"We're selective about who we choose to work with and where we can be,” Suarez said.
Arguably, no last-mile, on-demand market is booming more than China — where Walmart has its most innovative and perhaps its most against-type partnership.
In 2016, Walmart partnered with JD.com’s last-mile arm Dada-JD Doajia to offer one-hour delivery from two Walmart stores. The partnership expanded incrementally until the summer of 2017, when the two retailers decided to execute an integrated omnichannel offering that gave customers access to the inventory offered by either company from either online masthead — Gartner likened it to a two-way dropshipping scenario.
By August 2018, the partnership had extended to 200 Walmart stores in 30 cities in China with roughly 400 available SKUs. An order management system uses artificial intelligence to determine who ships each order based on the delivery speed and profitability.
"There's a lot of money being lost to be frank, as businesses build out very rapid fulfillment offerings which may not be profitable yet."

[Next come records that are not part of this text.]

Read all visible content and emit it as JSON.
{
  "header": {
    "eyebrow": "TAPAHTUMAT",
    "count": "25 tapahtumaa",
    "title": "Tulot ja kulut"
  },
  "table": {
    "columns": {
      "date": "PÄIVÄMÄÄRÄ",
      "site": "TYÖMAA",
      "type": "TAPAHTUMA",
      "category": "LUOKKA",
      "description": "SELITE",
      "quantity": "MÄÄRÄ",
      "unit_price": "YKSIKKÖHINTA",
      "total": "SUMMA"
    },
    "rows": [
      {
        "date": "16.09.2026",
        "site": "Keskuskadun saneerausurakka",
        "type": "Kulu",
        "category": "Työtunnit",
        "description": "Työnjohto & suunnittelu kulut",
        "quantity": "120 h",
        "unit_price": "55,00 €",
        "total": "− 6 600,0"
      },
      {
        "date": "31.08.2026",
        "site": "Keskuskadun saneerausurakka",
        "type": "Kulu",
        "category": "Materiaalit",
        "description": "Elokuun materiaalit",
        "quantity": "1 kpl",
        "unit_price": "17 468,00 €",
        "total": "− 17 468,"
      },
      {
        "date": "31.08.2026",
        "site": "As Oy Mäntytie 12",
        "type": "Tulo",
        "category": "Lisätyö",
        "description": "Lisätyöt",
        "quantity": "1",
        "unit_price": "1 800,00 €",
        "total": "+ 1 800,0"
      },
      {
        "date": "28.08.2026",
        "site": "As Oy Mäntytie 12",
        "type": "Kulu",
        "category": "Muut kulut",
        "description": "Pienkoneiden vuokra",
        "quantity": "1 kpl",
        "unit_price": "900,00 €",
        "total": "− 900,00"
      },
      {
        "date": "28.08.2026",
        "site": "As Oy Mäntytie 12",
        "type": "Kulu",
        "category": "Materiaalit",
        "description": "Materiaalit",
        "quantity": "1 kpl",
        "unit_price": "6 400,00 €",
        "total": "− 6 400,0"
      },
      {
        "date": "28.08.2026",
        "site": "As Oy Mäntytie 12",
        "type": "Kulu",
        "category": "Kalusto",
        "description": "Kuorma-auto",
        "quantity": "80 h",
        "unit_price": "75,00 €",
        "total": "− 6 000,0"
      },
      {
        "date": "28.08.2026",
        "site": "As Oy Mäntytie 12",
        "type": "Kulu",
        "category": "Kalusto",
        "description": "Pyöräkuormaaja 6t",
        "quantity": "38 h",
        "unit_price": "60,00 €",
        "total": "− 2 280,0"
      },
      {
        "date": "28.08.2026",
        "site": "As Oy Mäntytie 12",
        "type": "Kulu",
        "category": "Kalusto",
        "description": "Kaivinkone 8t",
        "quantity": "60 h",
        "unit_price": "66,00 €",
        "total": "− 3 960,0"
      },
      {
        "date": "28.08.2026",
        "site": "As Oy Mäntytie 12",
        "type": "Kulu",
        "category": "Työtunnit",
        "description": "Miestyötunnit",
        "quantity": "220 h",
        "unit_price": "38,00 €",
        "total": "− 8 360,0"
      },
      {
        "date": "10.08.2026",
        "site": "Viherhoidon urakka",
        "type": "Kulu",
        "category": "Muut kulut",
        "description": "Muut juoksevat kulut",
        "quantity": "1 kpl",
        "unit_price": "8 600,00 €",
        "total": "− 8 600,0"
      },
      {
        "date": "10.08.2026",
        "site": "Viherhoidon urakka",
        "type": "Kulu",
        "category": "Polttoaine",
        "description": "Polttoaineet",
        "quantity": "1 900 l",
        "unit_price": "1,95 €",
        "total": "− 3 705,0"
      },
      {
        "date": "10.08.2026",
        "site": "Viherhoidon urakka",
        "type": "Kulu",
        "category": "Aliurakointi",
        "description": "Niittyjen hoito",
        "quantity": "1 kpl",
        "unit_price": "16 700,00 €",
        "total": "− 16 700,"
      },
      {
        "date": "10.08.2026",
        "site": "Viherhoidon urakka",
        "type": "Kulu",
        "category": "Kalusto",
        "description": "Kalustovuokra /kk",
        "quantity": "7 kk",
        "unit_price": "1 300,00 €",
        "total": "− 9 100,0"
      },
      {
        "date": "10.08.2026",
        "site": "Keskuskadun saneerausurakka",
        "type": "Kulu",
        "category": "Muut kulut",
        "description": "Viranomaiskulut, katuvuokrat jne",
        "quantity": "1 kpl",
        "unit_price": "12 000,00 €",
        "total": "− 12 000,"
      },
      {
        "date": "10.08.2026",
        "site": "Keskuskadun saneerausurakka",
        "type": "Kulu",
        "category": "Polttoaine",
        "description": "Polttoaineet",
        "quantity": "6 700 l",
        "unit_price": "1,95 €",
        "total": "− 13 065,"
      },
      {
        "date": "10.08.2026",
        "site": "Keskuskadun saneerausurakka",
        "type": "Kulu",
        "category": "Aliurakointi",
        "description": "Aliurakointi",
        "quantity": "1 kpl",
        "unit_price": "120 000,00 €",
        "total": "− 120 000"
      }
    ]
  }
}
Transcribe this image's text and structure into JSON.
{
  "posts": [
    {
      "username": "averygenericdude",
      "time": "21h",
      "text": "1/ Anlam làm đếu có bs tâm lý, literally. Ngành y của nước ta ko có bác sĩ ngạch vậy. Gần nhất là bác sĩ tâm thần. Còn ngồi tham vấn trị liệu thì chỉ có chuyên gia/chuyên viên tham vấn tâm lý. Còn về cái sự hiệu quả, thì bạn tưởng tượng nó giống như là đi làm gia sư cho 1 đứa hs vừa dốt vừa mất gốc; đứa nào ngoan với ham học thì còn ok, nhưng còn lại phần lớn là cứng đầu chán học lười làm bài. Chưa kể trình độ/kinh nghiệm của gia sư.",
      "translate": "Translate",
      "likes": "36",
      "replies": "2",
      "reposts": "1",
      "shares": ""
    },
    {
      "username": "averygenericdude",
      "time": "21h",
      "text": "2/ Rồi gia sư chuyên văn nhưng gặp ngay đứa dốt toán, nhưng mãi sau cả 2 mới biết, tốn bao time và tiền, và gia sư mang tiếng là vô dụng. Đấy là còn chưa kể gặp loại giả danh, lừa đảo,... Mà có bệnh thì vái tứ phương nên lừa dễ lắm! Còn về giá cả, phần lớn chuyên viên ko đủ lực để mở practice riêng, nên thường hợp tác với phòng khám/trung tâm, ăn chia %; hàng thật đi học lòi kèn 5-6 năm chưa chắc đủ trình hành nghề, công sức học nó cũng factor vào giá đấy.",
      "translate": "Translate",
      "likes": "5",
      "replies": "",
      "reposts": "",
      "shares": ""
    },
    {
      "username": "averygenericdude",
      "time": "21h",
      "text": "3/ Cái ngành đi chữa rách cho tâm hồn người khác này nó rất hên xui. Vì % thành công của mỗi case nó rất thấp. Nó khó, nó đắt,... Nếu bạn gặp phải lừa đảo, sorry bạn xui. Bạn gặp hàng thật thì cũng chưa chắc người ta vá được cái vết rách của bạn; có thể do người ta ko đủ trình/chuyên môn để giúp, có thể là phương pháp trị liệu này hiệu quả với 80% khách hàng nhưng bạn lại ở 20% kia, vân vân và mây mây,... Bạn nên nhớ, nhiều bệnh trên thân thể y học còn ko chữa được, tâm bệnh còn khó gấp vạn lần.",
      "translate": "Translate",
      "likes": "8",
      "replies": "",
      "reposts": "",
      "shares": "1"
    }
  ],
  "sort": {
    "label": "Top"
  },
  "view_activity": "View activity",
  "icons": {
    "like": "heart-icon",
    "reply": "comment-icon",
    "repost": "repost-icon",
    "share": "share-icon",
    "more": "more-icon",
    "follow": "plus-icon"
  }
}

Global Client Director, Gartner
A Gartner report, written by a team of analysts to grant the program an innovation award, described the partnership as "a deeply integrated shopping experience for both organizations' consumers," including "shared coupons and vouchers, real-time inventory, cost-to-serve data and delivery platforms."
From 2017 to 2019, the number of orders fulfilled through the partnership increased by 2,900% according to Gartner. And JD has now replicated the Walmart integration with other retailers — like a Chinese pharmacy chain called Watson’s.
Test, test and test again
Last-mile services all over the world are in a highly experimental and fairly expensive phase, O’Connor said. He described the competitive landscape as a series of "land grabs" where one retailer will make a big investment seeking market dominance to scare others away.
"There's a lot of money being lost, to be frank, as businesses build out very rapid fulfillment offerings which may not be profitable yet," O’Connor said, naming no specific losers. Omnichannel profitability has eluded many a retailer to date, even in the U.S. where native retailers tend to have the largest footprint.
But another way to see these efforts is as a grand experiment. An added benefit to running 11 last-mile portfolios outside of the U.S. is the lessons the company can glean from running that many experiments at once. That’s the case in Japan, where Walmart just wrapped up its first-ever drone pilot in September with the end of tourist season. In the pilot, Walmart customers could place orders of a limited number of items from an uninhabited island in the Tokyo Bay, which is a popular tourist destination.
"It's certainly about understanding consumer behavior and the demand for it. And then it's understanding, quite honestly, how fulfillment works with a drone. What are the limitations to it? How do we do it safely and reliably? What's the frequency that we can do it?" Suarez explained. "Let me say that it's a test. We're learning a lot. Let's put it that way."
Based on the company’s copious patent applications for drone tech, Walmart is bullish on drone activity, but it is still very early days for this delivery mode.
Walmart’s last-mile programs may never be finished growing. After all, the retailer has made acquisitions the core of its international expansion in terms of brick-and-mortar footprint — the case in Mexico, South Africa, Chile, Japan and the United Kingdom — and more store acquisitions mean more last-mile solutions. Suarez said the company also has to be ready to not just expand as Walmart manifests destiny but to evolve as consumers do.
"It's really up to the customer," Suarez said. "If the customer wants to migrate to a different thing, we're going to provide it to them." At this point, he said, last-mile services are critical as Walmart stays competitive — no longer a nice-to-have, but a have-to-have.